Research has helped build a record of rainfall dating back 65,000 years and shed light on the strategies of Indigenous Australians to cope with a changing landscape
The investigators concluded that carbon in the pandanus nutshell was a good proxy for rainfall
ANSTO researchers provided stable carbon isotope analysis and radiocarbon dating of pandanus nutshells
ANSTO has contributed to research by University of Queensland researchers and the Mirarr Traditional Owners in Northern Australia that has helped build a record of rainfall during the late Pleistocene and Holocene, and shed light on the strategies of Indigenous Australians to cope with a changing landscape.
Ancient food scraps found at Australia’s earliest known site of human occupation, in the Kakadu region of northern Australia, have helped researchers to generate rainfall records dating back 65,000 years.
The research published in Nature Ecology and Evolution provides a unique glimpse into the region’s climate at the time when people first entered the continent from the north, according to University of Queensland and ARC Centre of Excellence for Australian Biodiversity and Heritage researcher Dr Anna Florin.
Using the nutshell of anyakngarra – also known as pandanus – a team of researchers led by Dr Florin worked alongside Mirarr Traditional Owners to develop a novel method to investigate past rainfall at the Madjedbebe site.
Samples of pandanus spiralis were collected from 24 sites between Darwin and Katherine and shipped to ANSTO.
Chemist Linda Barry undertook all the stable carbon isotope analysis to test whether the modern pandanus nutshells were good indicators of water availability in the area.
A linear relationship is observed between precipitation and δ13C values of P. spiralis.
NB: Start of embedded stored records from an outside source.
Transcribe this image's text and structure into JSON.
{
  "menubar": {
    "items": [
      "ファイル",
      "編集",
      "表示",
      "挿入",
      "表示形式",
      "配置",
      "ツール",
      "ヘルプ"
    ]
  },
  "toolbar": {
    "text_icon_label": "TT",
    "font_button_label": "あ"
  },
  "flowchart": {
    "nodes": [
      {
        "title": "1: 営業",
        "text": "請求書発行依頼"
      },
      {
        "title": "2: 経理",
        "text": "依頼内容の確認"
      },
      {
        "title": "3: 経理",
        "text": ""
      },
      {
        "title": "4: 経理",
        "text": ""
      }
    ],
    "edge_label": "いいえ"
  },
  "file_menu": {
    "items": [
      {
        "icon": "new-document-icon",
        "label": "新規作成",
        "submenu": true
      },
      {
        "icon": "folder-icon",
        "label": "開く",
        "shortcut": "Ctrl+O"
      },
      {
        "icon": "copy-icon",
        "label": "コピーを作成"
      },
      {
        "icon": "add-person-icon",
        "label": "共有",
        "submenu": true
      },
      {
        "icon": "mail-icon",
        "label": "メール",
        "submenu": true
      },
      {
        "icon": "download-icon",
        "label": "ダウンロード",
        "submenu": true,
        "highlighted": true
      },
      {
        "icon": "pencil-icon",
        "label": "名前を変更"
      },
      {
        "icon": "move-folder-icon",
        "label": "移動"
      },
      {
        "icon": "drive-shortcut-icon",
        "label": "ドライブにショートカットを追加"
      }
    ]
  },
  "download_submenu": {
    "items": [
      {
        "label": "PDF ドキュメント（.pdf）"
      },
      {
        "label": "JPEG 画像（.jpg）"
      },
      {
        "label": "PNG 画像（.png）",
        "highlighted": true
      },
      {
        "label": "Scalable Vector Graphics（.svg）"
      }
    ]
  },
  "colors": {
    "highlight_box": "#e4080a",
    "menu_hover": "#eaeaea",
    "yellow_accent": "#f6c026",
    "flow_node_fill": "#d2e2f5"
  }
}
Table extracted from Fig 3 Results of modern stable carbon isotope analysis https://doi.org/10.1038/s41559-020-01379-8 Attribution Creative Commons license 4.0 International (CC BY 4.0)
The investigators concluded that the pandanus was a good proxy for rainfall
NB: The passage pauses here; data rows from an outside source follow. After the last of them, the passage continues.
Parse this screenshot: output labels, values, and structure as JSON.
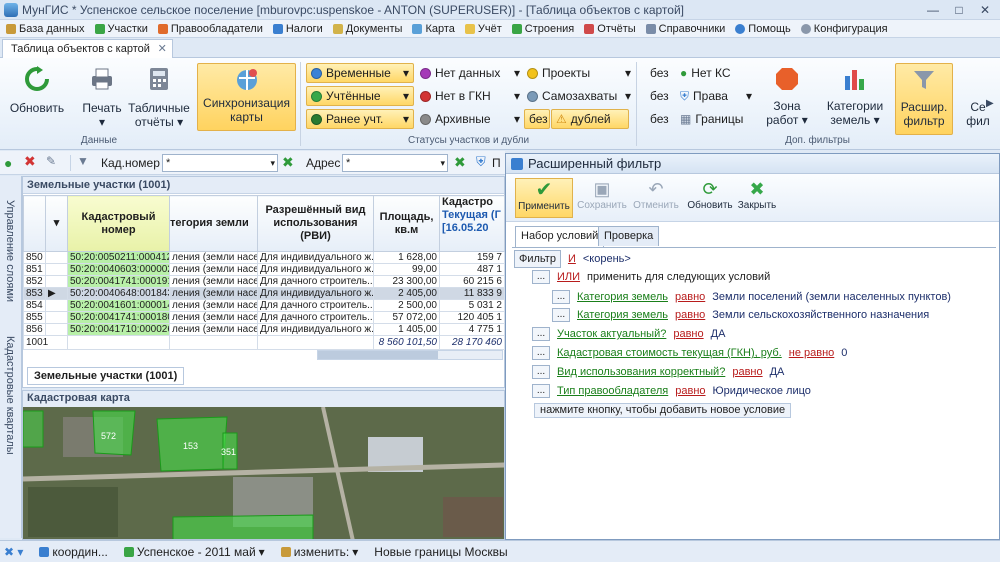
{
  "window": {
    "title": "МунГИС * Успенское сельское поселение   [mburovpc:uspenskoe - ANTON (SUPERUSER)] - [Таблица объектов с картой]"
  },
  "menu": [
    "База данных",
    "Участки",
    "Правообладатели",
    "Налоги",
    "Документы",
    "Карта",
    "Учёт",
    "Строения",
    "Отчёты",
    "Справочники",
    "Помощь",
    "Конфигурация"
  ],
  "doctab": {
    "label": "Таблица объектов с картой"
  },
  "ribbon": {
    "refresh": "Обновить",
    "data_group": "Данные",
    "print": "Печать",
    "tab_reports": [
      "Табличные",
      "отчёты"
    ],
    "sync": [
      "Синхронизация",
      "карты"
    ],
    "status_btns": [
      "Временные",
      "Учтённые",
      "Ранее учт.",
      "Архивные"
    ],
    "nodata": "Нет данных",
    "nogkn": "Нет в ГКН",
    "projects": "Проекты",
    "seizures": "Самозахваты",
    "without": "без",
    "dups": "дублей",
    "status_group": "Статусы участков и дубли",
    "bez_labels": [
      "без",
      "без",
      "без"
    ],
    "no_ks": "Нет КС",
    "rights": "Права",
    "borders": "Границы",
    "zone": [
      "Зона",
      "работ"
    ],
    "categories": [
      "Категории",
      "земель"
    ],
    "ext_filter": [
      "Расшир.",
      "фильтр"
    ],
    "more": [
      "Се",
      "фил"
    ],
    "extra_group": "Доп. фильтры"
  },
  "filterbar": {
    "cad_label": "Кад.номер",
    "cad_value": "*",
    "addr_label": "Адрес",
    "addr_value": "*",
    "cut": "П"
  },
  "side_tabs": [
    "Управление слоями",
    "Кадастровые кварталы"
  ],
  "grid": {
    "title": "Земельные участки (1001)",
    "headers": [
      "Кадастровый номер",
      "тегория земли",
      "Разрешённый вид использования (РВИ)",
      "Площадь, кв.м",
      "Кадастро"
    ],
    "sub_header": [
      "Текущая (Г",
      "[16.05.20"
    ],
    "rows": [
      {
        "n": "850",
        "cad": "50:20:0050211:000412",
        "cat": "ления (земли насе...",
        "rvi": "Для индивидуального ж...",
        "area": "1 628,00",
        "cost": "159 7"
      },
      {
        "n": "851",
        "cad": "50:20:0040603:000002",
        "cat": "ления (земли насе...",
        "rvi": "Для индивидуального ж...",
        "area": "99,00",
        "cost": "487 1"
      },
      {
        "n": "852",
        "cad": "50:20:0041741:000191",
        "cat": "ления (земли насе...",
        "rvi": "Для дачного строитель...",
        "area": "23 300,00",
        "cost": "60 215 6"
      },
      {
        "n": "853",
        "cad": "50:20:0040648:001843",
        "cat": "ления (земли насе...",
        "rvi": "Для индивидуального ж...",
        "area": "2 405,00",
        "cost": "11 833 9"
      },
      {
        "n": "854",
        "cad": "50:20:0041601:000014",
        "cat": "ления (земли насе...",
        "rvi": "Для дачного строитель...",
        "area": "2 500,00",
        "cost": "5 031 2"
      },
      {
        "n": "855",
        "cad": "50:20:0041741:000180",
        "cat": "ления (земли насе...",
        "rvi": "Для дачного строитель...",
        "area": "57 072,00",
        "cost": "120 405 1"
      },
      {
        "n": "856",
        "cad": "50:20:0041710:000026",
        "cat": "ления (земли насе...",
        "rvi": "Для индивидуального ж...",
        "area": "1 405,00",
        "cost": "4 775 1"
      }
    ],
    "footer": {
      "count": "1001",
      "area": "8 560 101,50",
      "cost": "28 170 460"
    },
    "bottom_tab": "Земельные участки (1001)"
  },
  "map": {
    "title": "Кадастровая карта",
    "labels": [
      "572",
      "153",
      "351"
    ]
  },
  "dialog": {
    "title": "Расширенный фильтр",
    "toolbar": [
      "Применить",
      "Сохранить",
      "Отменить",
      "Обновить",
      "Закрыть"
    ],
    "tabs": [
      "Набор условий",
      "Проверка"
    ],
    "root": {
      "filter": "Фильтр",
      "and": "И",
      "root": "<корень>"
    },
    "or_row": {
      "op": "ИЛИ",
      "text": "применить для следующих условий"
    },
    "conds": [
      {
        "field": "Категория земель",
        "op": "равно",
        "value": "Земли поселений (земли населенных пунктов)"
      },
      {
        "field": "Категория земель",
        "op": "равно",
        "value": "Земли сельскохозяйственного назначения"
      },
      {
        "field": "Участок актуальный?",
        "op": "равно",
        "value": "ДА"
      },
      {
        "field": "Кадастровая стоимость текущая (ГКН), руб.",
        "op": "не равно",
        "value": "0"
      },
      {
        "field": "Вид использования корректный?",
        "op": "равно",
        "value": "ДА"
      },
      {
        "field": "Тип правообладателя",
        "op": "равно",
        "value": "Юридическое лицо"
      }
    ],
    "add_hint": "нажмите кнопку, чтобы добавить новое условие"
  },
  "status": {
    "items": [
      "координ...",
      "Успенское - 2011 май",
      "изменить:",
      "Новые границы Москвы"
    ]
  },
  "colors": {
    "accent": "#ffd35f",
    "cad_cell": "#b8f0a8",
    "field": "#1a7f1a",
    "op": "#b81c1c",
    "value": "#1d2f6b"
  }
}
Measurements of stable carbon isotopic values from archaeological pandanus nutshells were then used to reconstruct palaeoprecipitation, an approach that is a potential game changer for palaeoecological and archaeological work in Australia.
Radiocarbon dating of charcoal samples taken from Madjedbebe, supervised by Principal Researcher Dr Quan Hua, was also carried out.
“These samples were used to extend the chronology of the site established by Clarkson et al (2017) to a more recent time,” said Hua.
The nutshells were discovered during excavations at Madjedbebe, on Mirarr country in the Alligator Rivers region, in 2015 and are the leftovers from meals eaten up to 65,000 years ago.
Coupled with other archaeological evidence from Madjedbebe, the research shows that the region was likely a good place to be even during glacial periods, allowing people to thrive during the driest spells in Australia’s history.
Another very significant finding of the study was that the driest time in this long record of human use of the site was not during the Last Glacial Maximum, but today.
Other contributors included CABAH and Gundjeihmi Aboriginal Corporation, contributors to the joint study include the Max Planck Institute for the Science of Human History, University of Washington, University of Canterbury, University of Wollongong and Griffith University.
Florin the past recipient of an AINSE post graduate research award.
Read more about the research on the UQ website: